It’s not exactly breaking news, but it’s still worth remembering: when you feel nervous, do something. Redirect your anxious energy into action. Go walk outside, dance to your favorite song, take the dog for a walk or clean the dishes. It doesn’t really matter what you do, as long as it helps you release the energy you’re bottling up inside.
Exercise is known to alleviate the negative effects of stress on the body and mind. Still, did you know that physical activity can also boost your mental health and your immune system? Here are the many ways exercise can boost your health, according to the American Psychological Association.
Find A Goal That Is Meaningful to You
Anxiety is often connected to the lack of control we feel at any given moment. That’s why, it’s important to work on something that’s yours alone, something that has meaning to you.
This personal goal should be something you can do often and makes you feel good about yourself. Find something outside work that is appealing to you and make sure it isn’t a stressor to your life. Are you eager to start a personally meaningful arts and crafts project? Perhaps you’d like to dedicate some time each month to cooking new dishes or ingredients?
The possibilities are endless and each person has their own passions. Focus on your goal in your spare time, and it’ll boost your energy for the whole week.
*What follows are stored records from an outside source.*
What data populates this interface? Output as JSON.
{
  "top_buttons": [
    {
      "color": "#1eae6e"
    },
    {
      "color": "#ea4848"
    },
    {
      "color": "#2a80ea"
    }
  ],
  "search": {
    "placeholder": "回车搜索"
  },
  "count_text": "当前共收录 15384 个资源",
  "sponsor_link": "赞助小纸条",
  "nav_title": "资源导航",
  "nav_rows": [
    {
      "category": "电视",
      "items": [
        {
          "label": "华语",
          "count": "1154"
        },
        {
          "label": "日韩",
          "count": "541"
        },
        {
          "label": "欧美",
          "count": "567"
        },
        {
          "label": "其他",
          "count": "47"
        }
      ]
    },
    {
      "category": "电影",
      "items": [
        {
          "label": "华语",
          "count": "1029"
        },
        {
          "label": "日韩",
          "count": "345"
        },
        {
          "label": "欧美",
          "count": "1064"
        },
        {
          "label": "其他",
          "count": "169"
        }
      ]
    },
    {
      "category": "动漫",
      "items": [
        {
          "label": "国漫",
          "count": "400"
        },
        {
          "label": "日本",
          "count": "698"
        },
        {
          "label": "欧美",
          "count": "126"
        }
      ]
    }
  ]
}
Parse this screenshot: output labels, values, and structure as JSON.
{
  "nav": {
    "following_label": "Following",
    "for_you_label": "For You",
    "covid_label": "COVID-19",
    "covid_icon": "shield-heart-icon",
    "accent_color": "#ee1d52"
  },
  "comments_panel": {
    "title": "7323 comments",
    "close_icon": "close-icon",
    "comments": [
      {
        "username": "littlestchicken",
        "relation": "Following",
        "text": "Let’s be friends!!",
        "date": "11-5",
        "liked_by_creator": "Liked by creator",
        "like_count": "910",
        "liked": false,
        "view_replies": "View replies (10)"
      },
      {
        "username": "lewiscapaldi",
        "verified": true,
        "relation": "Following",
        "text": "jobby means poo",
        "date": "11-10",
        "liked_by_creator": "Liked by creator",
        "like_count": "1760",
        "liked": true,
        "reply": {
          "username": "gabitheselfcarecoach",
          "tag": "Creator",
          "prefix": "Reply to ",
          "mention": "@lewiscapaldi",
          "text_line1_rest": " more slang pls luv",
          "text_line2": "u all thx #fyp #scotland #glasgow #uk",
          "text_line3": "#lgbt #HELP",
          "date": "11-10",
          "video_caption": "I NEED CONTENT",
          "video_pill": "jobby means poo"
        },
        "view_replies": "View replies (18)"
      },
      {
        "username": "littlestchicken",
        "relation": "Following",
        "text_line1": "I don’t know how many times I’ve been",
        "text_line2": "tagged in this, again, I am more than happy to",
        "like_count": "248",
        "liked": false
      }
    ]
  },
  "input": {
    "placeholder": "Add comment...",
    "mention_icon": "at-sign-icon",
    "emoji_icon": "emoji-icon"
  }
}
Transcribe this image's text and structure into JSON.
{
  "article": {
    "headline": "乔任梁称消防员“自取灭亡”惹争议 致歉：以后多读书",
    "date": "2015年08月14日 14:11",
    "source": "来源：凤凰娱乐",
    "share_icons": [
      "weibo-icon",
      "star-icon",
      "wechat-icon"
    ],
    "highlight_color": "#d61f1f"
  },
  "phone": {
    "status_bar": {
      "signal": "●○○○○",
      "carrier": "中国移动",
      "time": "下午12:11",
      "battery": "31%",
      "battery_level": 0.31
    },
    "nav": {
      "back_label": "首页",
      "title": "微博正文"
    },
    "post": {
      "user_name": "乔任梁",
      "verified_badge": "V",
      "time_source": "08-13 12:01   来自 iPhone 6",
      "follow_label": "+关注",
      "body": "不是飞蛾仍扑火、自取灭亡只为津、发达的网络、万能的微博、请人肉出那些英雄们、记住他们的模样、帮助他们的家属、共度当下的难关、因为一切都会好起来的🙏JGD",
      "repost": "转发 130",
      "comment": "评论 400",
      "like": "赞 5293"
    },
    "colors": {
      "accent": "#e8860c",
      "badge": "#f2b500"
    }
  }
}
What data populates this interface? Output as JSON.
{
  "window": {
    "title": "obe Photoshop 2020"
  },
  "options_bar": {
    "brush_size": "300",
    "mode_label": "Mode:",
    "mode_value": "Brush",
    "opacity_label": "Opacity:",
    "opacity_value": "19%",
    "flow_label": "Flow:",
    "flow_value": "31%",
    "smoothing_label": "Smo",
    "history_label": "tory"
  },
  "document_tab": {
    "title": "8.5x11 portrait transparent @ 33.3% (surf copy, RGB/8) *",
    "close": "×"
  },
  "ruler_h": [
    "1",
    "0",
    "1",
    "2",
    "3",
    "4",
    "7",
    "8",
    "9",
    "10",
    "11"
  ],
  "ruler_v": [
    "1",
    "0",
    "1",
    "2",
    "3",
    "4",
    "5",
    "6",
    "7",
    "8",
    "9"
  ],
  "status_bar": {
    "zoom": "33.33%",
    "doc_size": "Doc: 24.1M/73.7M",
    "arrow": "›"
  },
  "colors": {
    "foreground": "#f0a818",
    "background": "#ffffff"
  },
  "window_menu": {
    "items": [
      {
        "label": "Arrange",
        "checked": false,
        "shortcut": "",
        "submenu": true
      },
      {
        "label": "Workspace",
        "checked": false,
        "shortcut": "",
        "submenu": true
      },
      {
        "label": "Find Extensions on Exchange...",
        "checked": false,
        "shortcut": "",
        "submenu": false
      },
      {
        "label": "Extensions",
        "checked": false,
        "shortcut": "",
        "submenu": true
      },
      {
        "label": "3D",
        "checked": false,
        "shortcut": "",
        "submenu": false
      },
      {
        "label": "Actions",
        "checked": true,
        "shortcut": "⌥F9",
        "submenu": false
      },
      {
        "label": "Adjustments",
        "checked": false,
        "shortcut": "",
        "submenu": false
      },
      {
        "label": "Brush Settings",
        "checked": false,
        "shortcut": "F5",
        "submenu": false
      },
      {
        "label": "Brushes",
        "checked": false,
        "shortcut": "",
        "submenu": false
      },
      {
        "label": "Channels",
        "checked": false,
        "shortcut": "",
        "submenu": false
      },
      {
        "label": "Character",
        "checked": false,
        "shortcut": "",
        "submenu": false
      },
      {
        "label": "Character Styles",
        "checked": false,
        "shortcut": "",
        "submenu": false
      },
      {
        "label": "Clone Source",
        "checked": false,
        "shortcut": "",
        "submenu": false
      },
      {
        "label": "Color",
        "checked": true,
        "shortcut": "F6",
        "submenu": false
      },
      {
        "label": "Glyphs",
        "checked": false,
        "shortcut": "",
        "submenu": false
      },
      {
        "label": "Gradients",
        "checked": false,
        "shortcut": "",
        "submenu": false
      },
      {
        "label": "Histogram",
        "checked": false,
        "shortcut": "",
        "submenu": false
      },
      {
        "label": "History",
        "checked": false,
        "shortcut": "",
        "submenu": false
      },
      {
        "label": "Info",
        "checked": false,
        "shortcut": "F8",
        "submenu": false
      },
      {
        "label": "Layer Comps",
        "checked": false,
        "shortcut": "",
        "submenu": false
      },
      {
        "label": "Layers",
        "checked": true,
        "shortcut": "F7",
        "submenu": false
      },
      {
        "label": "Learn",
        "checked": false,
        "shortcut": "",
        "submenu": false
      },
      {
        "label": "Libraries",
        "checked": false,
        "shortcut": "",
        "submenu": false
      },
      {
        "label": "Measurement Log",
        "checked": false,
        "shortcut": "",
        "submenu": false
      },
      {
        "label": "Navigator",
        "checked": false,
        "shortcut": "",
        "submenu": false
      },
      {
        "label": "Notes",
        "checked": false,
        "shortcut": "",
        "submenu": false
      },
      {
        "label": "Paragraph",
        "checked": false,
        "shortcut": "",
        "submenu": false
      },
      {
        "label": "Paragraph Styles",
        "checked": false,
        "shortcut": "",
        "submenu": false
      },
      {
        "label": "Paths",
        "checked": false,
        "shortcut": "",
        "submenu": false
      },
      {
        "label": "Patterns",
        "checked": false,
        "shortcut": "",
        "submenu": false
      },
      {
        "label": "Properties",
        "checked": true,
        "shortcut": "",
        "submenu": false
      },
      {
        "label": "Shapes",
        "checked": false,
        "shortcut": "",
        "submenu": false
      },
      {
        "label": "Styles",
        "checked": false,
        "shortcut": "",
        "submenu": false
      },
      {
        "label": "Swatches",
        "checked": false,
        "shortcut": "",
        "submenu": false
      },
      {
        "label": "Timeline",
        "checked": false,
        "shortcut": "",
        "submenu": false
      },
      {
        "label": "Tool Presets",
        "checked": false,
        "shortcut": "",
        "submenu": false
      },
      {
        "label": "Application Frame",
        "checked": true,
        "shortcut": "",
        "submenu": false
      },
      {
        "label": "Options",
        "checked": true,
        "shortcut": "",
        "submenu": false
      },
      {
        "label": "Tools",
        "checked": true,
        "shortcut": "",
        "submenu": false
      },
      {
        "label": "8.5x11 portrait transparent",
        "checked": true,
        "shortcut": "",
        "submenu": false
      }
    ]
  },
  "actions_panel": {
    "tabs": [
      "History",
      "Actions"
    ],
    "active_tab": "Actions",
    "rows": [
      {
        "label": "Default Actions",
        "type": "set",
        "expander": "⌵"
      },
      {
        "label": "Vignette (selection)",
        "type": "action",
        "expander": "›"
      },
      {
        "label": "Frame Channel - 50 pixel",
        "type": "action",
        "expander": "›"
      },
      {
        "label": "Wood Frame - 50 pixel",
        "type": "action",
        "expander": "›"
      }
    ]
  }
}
Set up deadlines that you can work with (or don’t set up them at all if that works best for you!)
What’s something you keep telling yourself you have no time to do? It’s time to finally go ahead.
Separate the Emotion from Who You Are
Your anxiety isn’t you.
When you’re experiencing strong negative emotions, it’s easy to forget that they aren’t who you are. Learn to call out your anxiety and don’t let it define who you are.
You’re feeling anxious, and you’re experiencing self-criticism. These are simply moments when you feel strongly about something; they aren’t your identity. These too shall pass.
As we’ve stated, anxiety doesn’t have a universal solution. Since we’re all different, you need to discover what works best for you and use it to the best of your abilities.
Lastly, a word about severe anxiety cases. Occasional anxiety is one thing, but anxiety disorders are completely different. It may even require professional counseling.
These are some signs that you should pay attention to:
- Anxiety that’s ongoing or nearly constant;
- Anxiety that interferes with your work or social life (for example, you find yourself unable to focus at work because you’re always overwhelmed);
- Panic attacks;
If the list above sounds familiar, perhaps it’s time you consider talking to a mental health professional. They can help you understand what you’re going through and how to cope with it in a constructive way.
We’d also like to remind you that Devexperts has an Employee Assistance Program that offers anonymous psychological support. This program aims to help anyone going through challenging times.